-- Element data from apps and pages --
+ + + + +

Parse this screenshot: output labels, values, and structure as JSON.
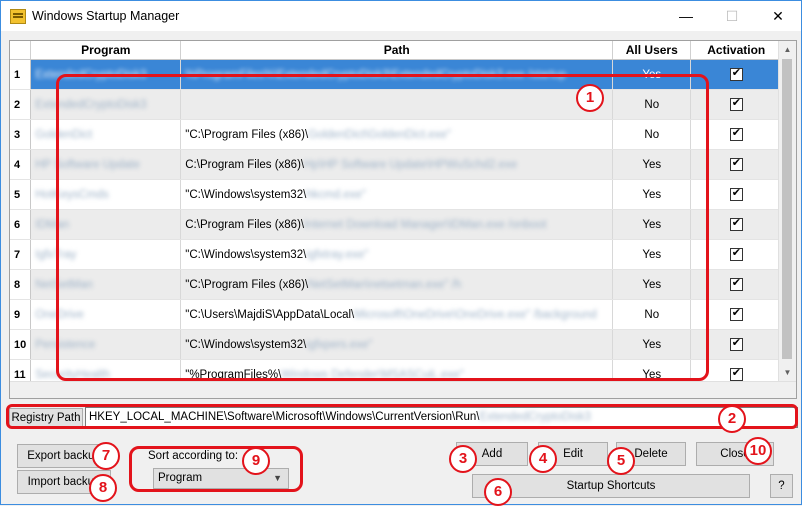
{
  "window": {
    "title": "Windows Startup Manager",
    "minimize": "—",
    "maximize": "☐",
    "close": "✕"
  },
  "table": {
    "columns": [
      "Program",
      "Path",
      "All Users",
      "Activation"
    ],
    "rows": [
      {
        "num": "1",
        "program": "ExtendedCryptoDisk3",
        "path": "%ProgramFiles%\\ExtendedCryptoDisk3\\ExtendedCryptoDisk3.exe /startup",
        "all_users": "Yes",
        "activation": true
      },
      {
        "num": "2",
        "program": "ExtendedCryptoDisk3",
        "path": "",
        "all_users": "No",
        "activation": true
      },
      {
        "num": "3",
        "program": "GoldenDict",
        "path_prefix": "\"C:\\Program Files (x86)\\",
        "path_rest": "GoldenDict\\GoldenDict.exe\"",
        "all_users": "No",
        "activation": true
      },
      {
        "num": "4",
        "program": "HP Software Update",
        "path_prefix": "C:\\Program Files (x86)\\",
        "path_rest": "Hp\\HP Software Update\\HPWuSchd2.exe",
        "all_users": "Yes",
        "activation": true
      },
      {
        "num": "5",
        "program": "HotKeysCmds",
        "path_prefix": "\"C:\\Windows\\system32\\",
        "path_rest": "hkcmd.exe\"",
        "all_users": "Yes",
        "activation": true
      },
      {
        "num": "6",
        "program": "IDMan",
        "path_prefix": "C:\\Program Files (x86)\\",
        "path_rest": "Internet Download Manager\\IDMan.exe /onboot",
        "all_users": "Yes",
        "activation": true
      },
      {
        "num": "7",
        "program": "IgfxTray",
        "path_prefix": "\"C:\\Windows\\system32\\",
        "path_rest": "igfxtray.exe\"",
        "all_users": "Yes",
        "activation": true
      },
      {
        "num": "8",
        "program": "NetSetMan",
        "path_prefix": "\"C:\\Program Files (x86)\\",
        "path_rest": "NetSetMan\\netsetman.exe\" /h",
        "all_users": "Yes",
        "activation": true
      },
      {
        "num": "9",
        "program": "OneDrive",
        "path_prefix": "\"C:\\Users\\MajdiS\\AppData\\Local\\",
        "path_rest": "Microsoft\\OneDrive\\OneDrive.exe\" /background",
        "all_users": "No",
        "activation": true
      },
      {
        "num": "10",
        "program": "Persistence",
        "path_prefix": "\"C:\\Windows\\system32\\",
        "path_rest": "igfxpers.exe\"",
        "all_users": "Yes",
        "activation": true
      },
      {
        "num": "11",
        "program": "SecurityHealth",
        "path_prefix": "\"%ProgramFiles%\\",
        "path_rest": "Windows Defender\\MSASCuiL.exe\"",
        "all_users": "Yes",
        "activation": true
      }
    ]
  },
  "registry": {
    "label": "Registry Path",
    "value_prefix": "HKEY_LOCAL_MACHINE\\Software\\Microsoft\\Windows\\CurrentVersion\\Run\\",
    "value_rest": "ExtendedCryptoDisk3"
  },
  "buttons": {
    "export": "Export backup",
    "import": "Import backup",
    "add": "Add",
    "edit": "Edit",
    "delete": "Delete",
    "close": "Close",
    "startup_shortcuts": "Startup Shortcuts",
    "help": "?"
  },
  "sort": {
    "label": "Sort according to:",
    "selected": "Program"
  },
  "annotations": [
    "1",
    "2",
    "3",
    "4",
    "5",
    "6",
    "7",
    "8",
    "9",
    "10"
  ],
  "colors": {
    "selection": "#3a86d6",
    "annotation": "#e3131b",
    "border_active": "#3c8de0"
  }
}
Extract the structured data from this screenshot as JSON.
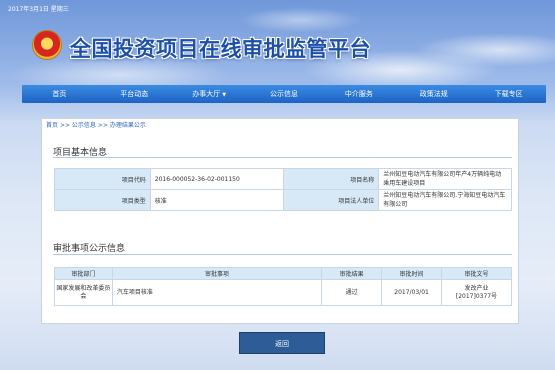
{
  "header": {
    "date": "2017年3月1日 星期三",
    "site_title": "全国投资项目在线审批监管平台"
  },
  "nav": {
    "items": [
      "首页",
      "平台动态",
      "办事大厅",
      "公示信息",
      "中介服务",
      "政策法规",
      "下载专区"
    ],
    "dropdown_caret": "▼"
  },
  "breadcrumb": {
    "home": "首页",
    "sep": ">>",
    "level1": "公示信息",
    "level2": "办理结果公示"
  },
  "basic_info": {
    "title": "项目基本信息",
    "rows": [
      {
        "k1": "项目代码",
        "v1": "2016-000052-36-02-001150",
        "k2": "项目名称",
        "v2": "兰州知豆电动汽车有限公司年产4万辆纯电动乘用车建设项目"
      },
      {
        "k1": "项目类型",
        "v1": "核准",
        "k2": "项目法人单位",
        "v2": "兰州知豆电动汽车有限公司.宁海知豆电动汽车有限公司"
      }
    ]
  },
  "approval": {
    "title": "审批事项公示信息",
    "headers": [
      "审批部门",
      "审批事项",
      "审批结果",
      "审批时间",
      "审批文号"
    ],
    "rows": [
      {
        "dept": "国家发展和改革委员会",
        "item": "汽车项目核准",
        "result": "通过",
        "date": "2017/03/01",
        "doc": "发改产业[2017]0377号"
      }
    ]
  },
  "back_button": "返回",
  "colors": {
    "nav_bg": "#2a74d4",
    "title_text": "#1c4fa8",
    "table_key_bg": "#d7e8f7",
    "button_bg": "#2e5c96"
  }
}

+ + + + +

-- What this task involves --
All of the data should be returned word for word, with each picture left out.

-- Task result --
Parse this screenshot: output labels, values, and structure as JSON.
{
  "window": {
    "title": "Windows Startup Manager",
    "minimize": "—",
    "maximize": "☐",
    "close": "✕"
  },
  "table": {
    "columns": [
      "Program",
      "Path",
      "All Users",
      "Activation"
    ],
    "rows": [
      {
        "num": "1",
        "program": "ExtendedCryptoDisk3",
        "path": "%ProgramFiles%\\ExtendedCryptoDisk3\\ExtendedCryptoDisk3.exe /startup",
        "all_users": "Yes",
        "activation": true
      },
      {
        "num": "2",
        "program": "ExtendedCryptoDisk3",
        "path": "",
        "all_users": "No",
        "activation": true
      },
      {
        "num": "3",
        "program": "GoldenDict",
        "path_prefix": "\"C:\\Program Files (x86)\\",
        "path_rest": "GoldenDict\\GoldenDict.exe\"",
        "all_users": "No",
        "activation": true
      },
      {
        "num": "4",
        "program": "HP Software Update",
        "path_prefix": "C:\\Program Files (x86)\\",
        "path_rest": "Hp\\HP Software Update\\HPWuSchd2.exe",
        "all_users": "Yes",
        "activation": true
      },
      {
        "num": "5",
        "program": "HotKeysCmds",
        "path_prefix": "\"C:\\Windows\\system32\\",
        "path_rest": "hkcmd.exe\"",
        "all_users": "Yes",
        "activation": true
      },
      {
        "num": "6",
        "program": "IDMan",
        "path_prefix": "C:\\Program Files (x86)\\",
        "path_rest": "Internet Download Manager\\IDMan.exe /onboot",
        "all_users": "Yes",
        "activation": true
      },
      {
        "num": "7",
        "program": "IgfxTray",
        "path_prefix": "\"C:\\Windows\\system32\\",
        "path_rest": "igfxtray.exe\"",
        "all_users": "Yes",
        "activation": true
      },
      {
        "num": "8",
        "program": "NetSetMan",
        "path_prefix": "\"C:\\Program Files (x86)\\",
        "path_rest": "NetSetMan\\netsetman.exe\" /h",
        "all_users": "Yes",
        "activation": true
      },
      {
        "num": "9",
        "program": "OneDrive",
        "path_prefix": "\"C:\\Users\\MajdiS\\AppData\\Local\\",
        "path_rest": "Microsoft\\OneDrive\\OneDrive.exe\" /background",
        "all_users": "No",
        "activation": true
      },
      {
        "num": "10",
        "program": "Persistence",
        "path_prefix": "\"C:\\Windows\\system32\\",
        "path_rest": "igfxpers.exe\"",
        "all_users": "Yes",
        "activation": true
      },
      {
        "num": "11",
        "program": "SecurityHealth",
        "path_prefix": "\"%ProgramFiles%\\",
        "path_rest": "Windows Defender\\MSASCuiL.exe\"",
        "all_users": "Yes",
        "activation": true
      }
    ]
  },
  "registry": {
    "label": "Registry Path",
    "value_prefix": "HKEY_LOCAL_MACHINE\\Software\\Microsoft\\Windows\\CurrentVersion\\Run\\",
    "value_rest": "ExtendedCryptoDisk3"
  },
  "buttons": {
    "export": "Export backup",
    "import": "Import backup",
    "add": "Add",
    "edit": "Edit",
    "delete": "Delete",
    "close": "Close",
    "startup_shortcuts": "Startup Shortcuts",
    "help": "?"
  },
  "sort": {
    "label": "Sort according to:",
    "selected": "Program"
  },
  "annotations": [
    "1",
    "2",
    "3",
    "4",
    "5",
    "6",
    "7",
    "8",
    "9",
    "10"
  ],
  "colors": {
    "selection": "#3a86d6",
    "annotation": "#e3131b",
    "border_active": "#3c8de0"
  }
}
Extract the structured data from this screenshot as JSON.
{
  "header": {
    "date": "2017年3月1日 星期三",
    "site_title": "全国投资项目在线审批监管平台"
  },
  "nav": {
    "items": [
      "首页",
      "平台动态",
      "办事大厅",
      "公示信息",
      "中介服务",
      "政策法规",
      "下载专区"
    ],
    "dropdown_caret": "▼"
  },
  "breadcrumb": {
    "home": "首页",
    "sep": ">>",
    "level1": "公示信息",
    "level2": "办理结果公示"
  },
  "basic_info": {
    "title": "项目基本信息",
    "rows": [
      {
        "k1": "项目代码",
        "v1": "2016-000052-36-02-001150",
        "k2": "项目名称",
        "v2": "兰州知豆电动汽车有限公司年产4万辆纯电动乘用车建设项目"
      },
      {
        "k1": "项目类型",
        "v1": "核准",
        "k2": "项目法人单位",
        "v2": "兰州知豆电动汽车有限公司.宁海知豆电动汽车有限公司"
      }
    ]
  },
  "approval": {
    "title": "审批事项公示信息",
    "headers": [
      "审批部门",
      "审批事项",
      "审批结果",
      "审批时间",
      "审批文号"
    ],
    "rows": [
      {
        "dept": "国家发展和改革委员会",
        "item": "汽车项目核准",
        "result": "通过",
        "date": "2017/03/01",
        "doc": "发改产业[2017]0377号"
      }
    ]
  },
  "back_button": "返回",
  "colors": {
    "nav_bg": "#2a74d4",
    "title_text": "#1c4fa8",
    "table_key_bg": "#d7e8f7",
    "button_bg": "#2e5c96"
  }
}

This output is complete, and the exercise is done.